Drip irrigation is not just for farmers; many homeowners who have small or large gardens can benefit from this watering system. When choosing drip irrigation, there are certain factors you need to consider to have the right system for your garden.
Zoning your system means different irrigation lines service different areas of your garden. This is ideal if you have a variety of plants with different watering needs. You can set each irrigation system independently so they have a faster or slower flow rate. If your garden is not in place, try planning your garden around the irrigation system. You might choose to have four to six lines depending on the needs of your plants.
For example, you may want three separate high-flow lines that service plants in full-sun, partial-sun, and shade areas of your garden. Similarly three separate low-flow lines would be used to service plants based on their need for sun. If your garden is already in place, you may have to compromise on placement by allowing a low water flow to your entire garden and watering plants by hand that need extra hydration.
Hide Your Water Lines
Many people choose to hide their water lines with mulch so the lines are not visible in the garden, but adding a layer of mulch offers an added bonus. This extra layer of covering can minimize water evaporation. Although drip irrigation uses less water and reduces the amount of water that evaporates, you retain extra water in the ground by keeping the line hidden from sunlight. The extra layer of protection is especially important during the warmer months when it can be difficult to keep plants sufficiently hydrated. Since your water line is hidden, it might also be less noticeable to animals that would like to use your garden as their new water source.
Know Your Soil
The soil in your garden will also affect the type of system you install. If your garden is primarily soil, using a moderate flow rate should be fine. In some areas where the soil is harder, such as clay, you should use a lower flow rate because they water will not drain away from the plants as quickly. Other soil conditions, such as sand or similar grainy material will drain much faster and your plants may need a higher flow rate to keep them appropriately hydrated.

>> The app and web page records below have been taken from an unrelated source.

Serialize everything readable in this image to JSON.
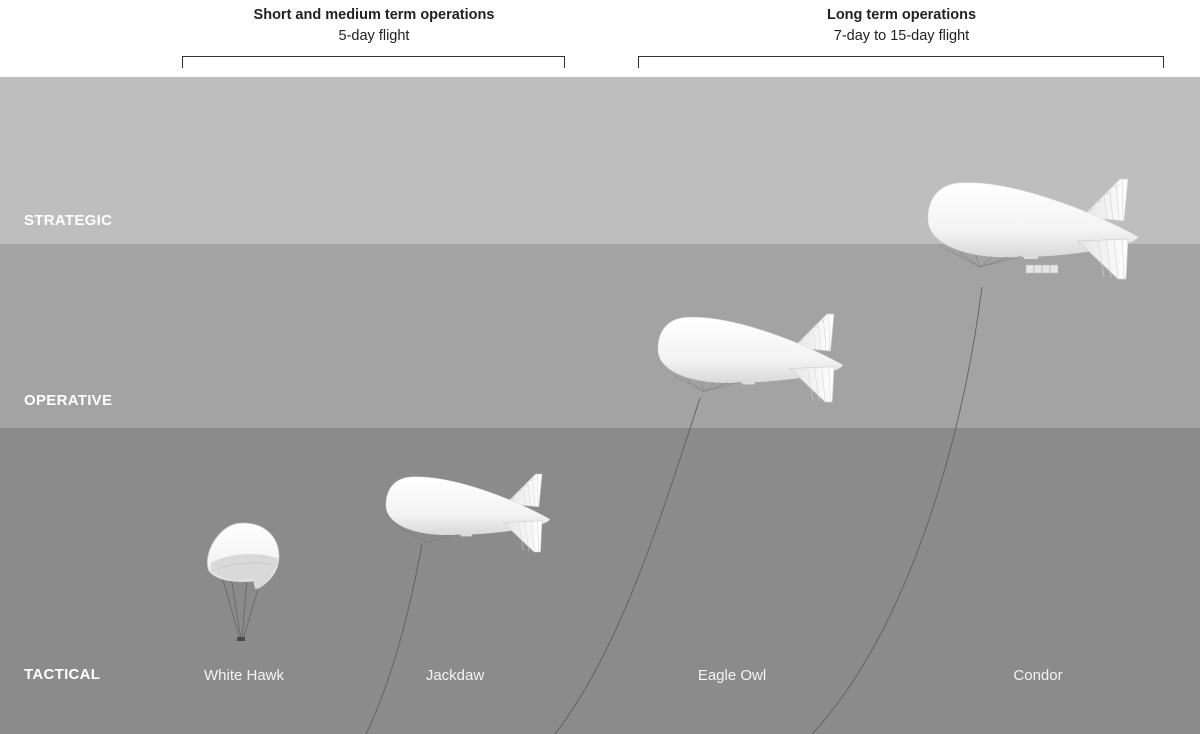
{
  "groups": [
    {
      "title": "Short and medium term operations",
      "subtitle": "5-day flight"
    },
    {
      "title": "Long term operations",
      "subtitle": "7-day to 15-day flight"
    }
  ],
  "levels": [
    {
      "label": "STRATEGIC",
      "color": "#bebebe"
    },
    {
      "label": "OPERATIVE",
      "color": "#a3a3a3"
    },
    {
      "label": "TACTICAL",
      "color": "#8b8b8b"
    }
  ],
  "balloons": [
    {
      "name": "White Hawk",
      "kind": "spherical-aerostat"
    },
    {
      "name": "Jackdaw",
      "kind": "blimp"
    },
    {
      "name": "Eagle Owl",
      "kind": "blimp"
    },
    {
      "name": "Condor",
      "kind": "blimp"
    }
  ]
}
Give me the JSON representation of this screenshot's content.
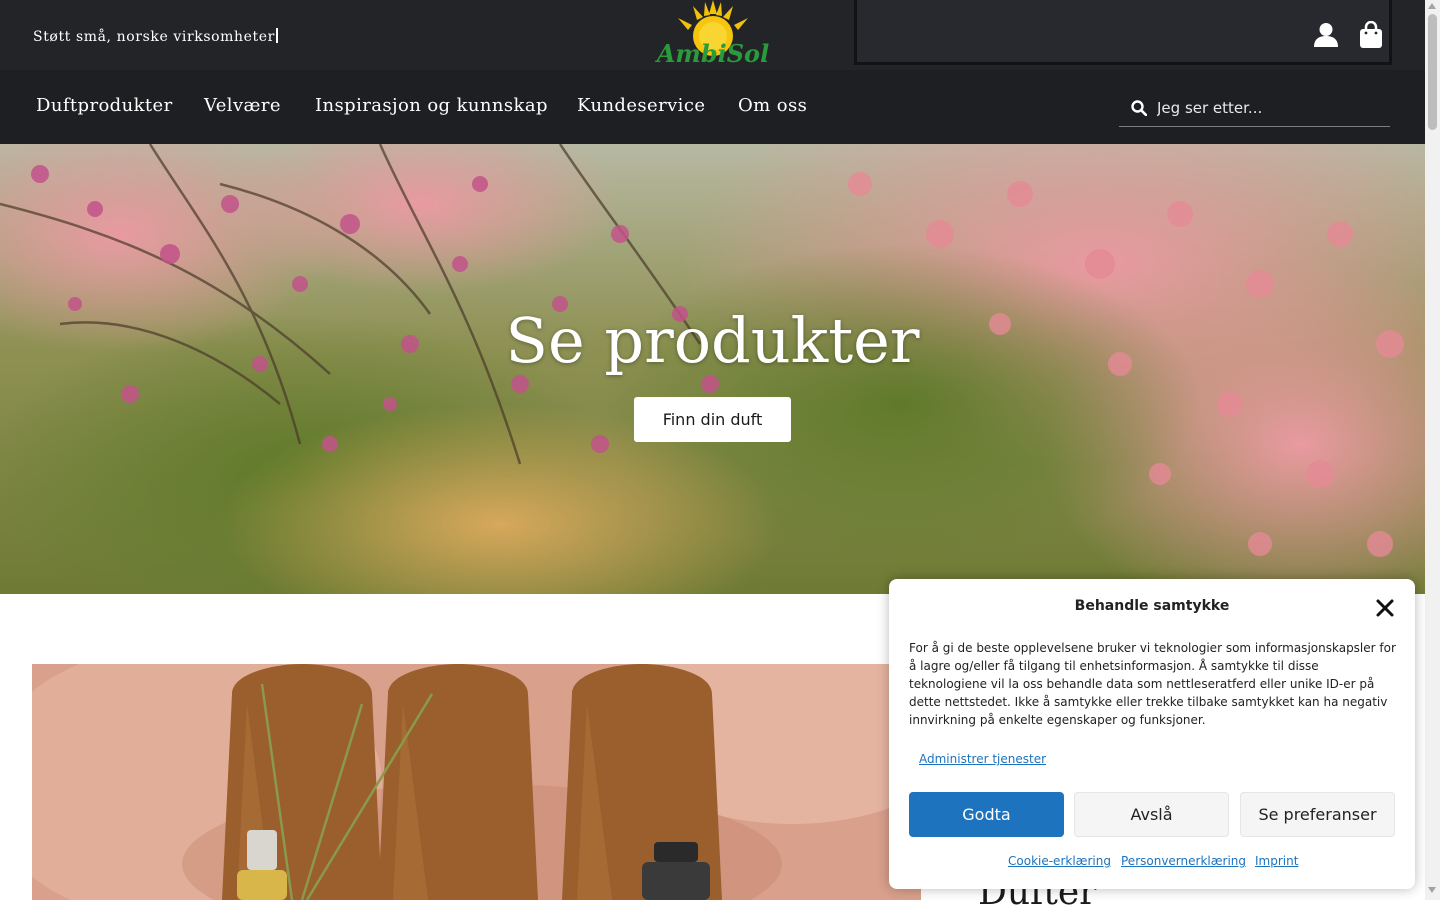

Although your soil will greatly affect how much water is retained, you may also need to make adjustments based on the weather. If your soil already drains quickly, you will likely need to increase the flow rate during the warmer months. Conversely, slow-draining soil will need an even lower flow rate during the colder months to prevent ponding of water at the roots and freezing.
Drip irrigation is a low-maintenance way of keeping your plants hydrated throughout the year. Finding the right system and flow rate for your needs will help you maintain an attractive garden.